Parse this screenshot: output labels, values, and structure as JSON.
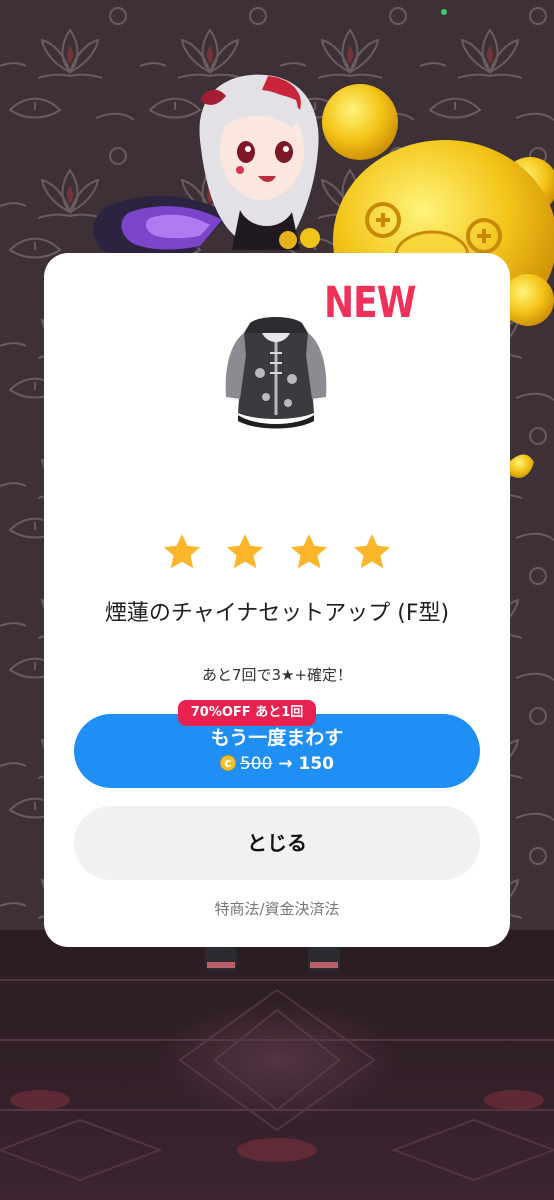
{
  "gacha_result": {
    "new_badge": "NEW",
    "rarity_stars": 4,
    "item_name": "煙蓮のチャイナセットアップ (F型)",
    "guarantee_text": "あと7回で3★+確定！",
    "discount_badge": "70%OFF あと1回",
    "spin_again_label": "もう一度まわす",
    "price": {
      "currency_icon": "coin-icon",
      "original": "500",
      "arrow": "→",
      "discounted": "150"
    },
    "close_label": "とじる",
    "legal_link": "特商法/資金決済法"
  },
  "colors": {
    "new_badge": "#f0325a",
    "star": "#fbb62b",
    "primary_button": "#1f8ff5",
    "discount_badge": "#e8214f",
    "close_button": "#f1f1f1"
  }
}
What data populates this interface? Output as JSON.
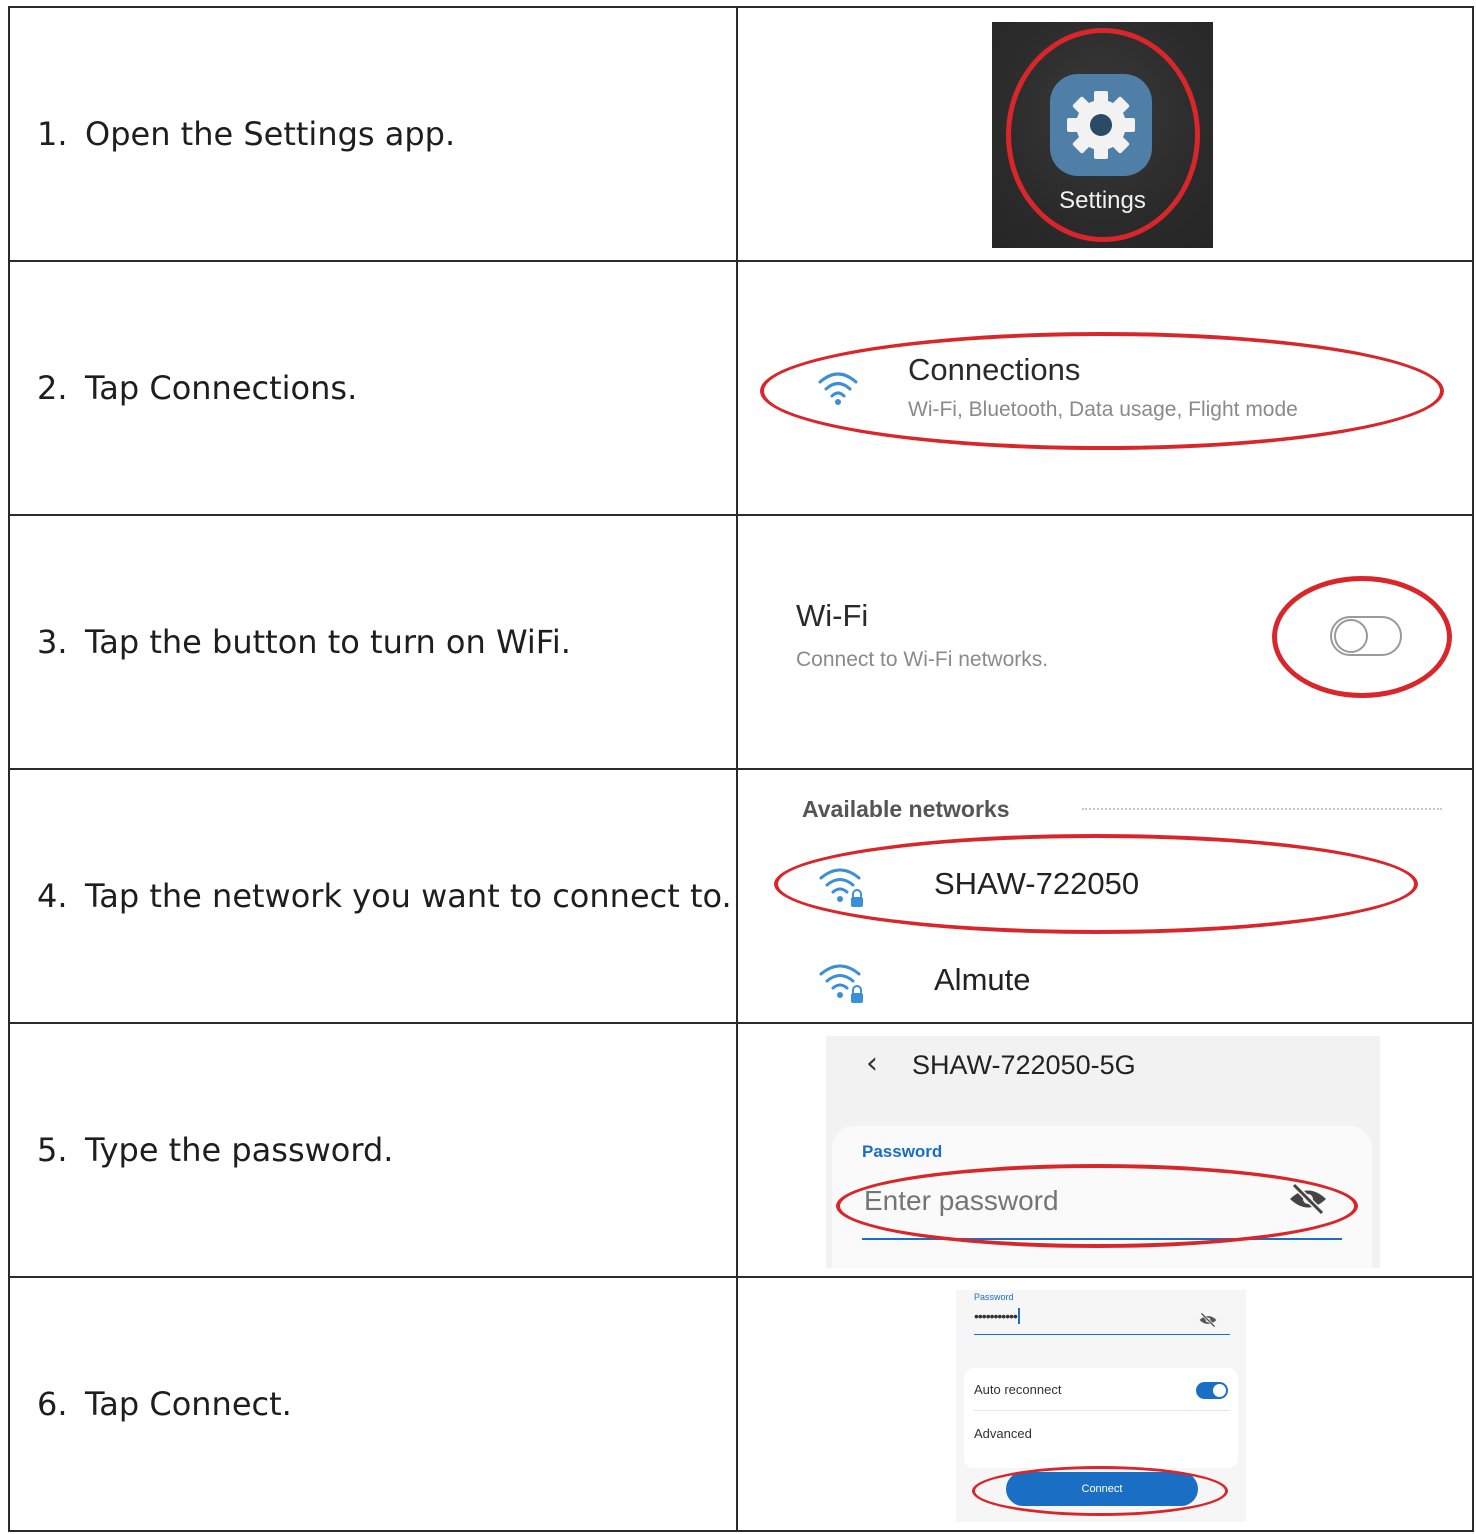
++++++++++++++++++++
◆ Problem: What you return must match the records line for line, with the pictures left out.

◆ Task result:
Parse this screenshot: output labels, values, and structure as JSON.
{
  "gacha_result": {
    "new_badge": "NEW",
    "rarity_stars": 4,
    "item_name": "煙蓮のチャイナセットアップ (F型)",
    "guarantee_text": "あと7回で3★+確定！",
    "discount_badge": "70%OFF あと1回",
    "spin_again_label": "もう一度まわす",
    "price": {
      "currency_icon": "coin-icon",
      "original": "500",
      "arrow": "→",
      "discounted": "150"
    },
    "close_label": "とじる",
    "legal_link": "特商法/資金決済法"
  },
  "colors": {
    "new_badge": "#f0325a",
    "star": "#fbb62b",
    "primary_button": "#1f8ff5",
    "discount_badge": "#e8214f",
    "close_button": "#f1f1f1"
  }
}
What data populates this interface? Output as JSON.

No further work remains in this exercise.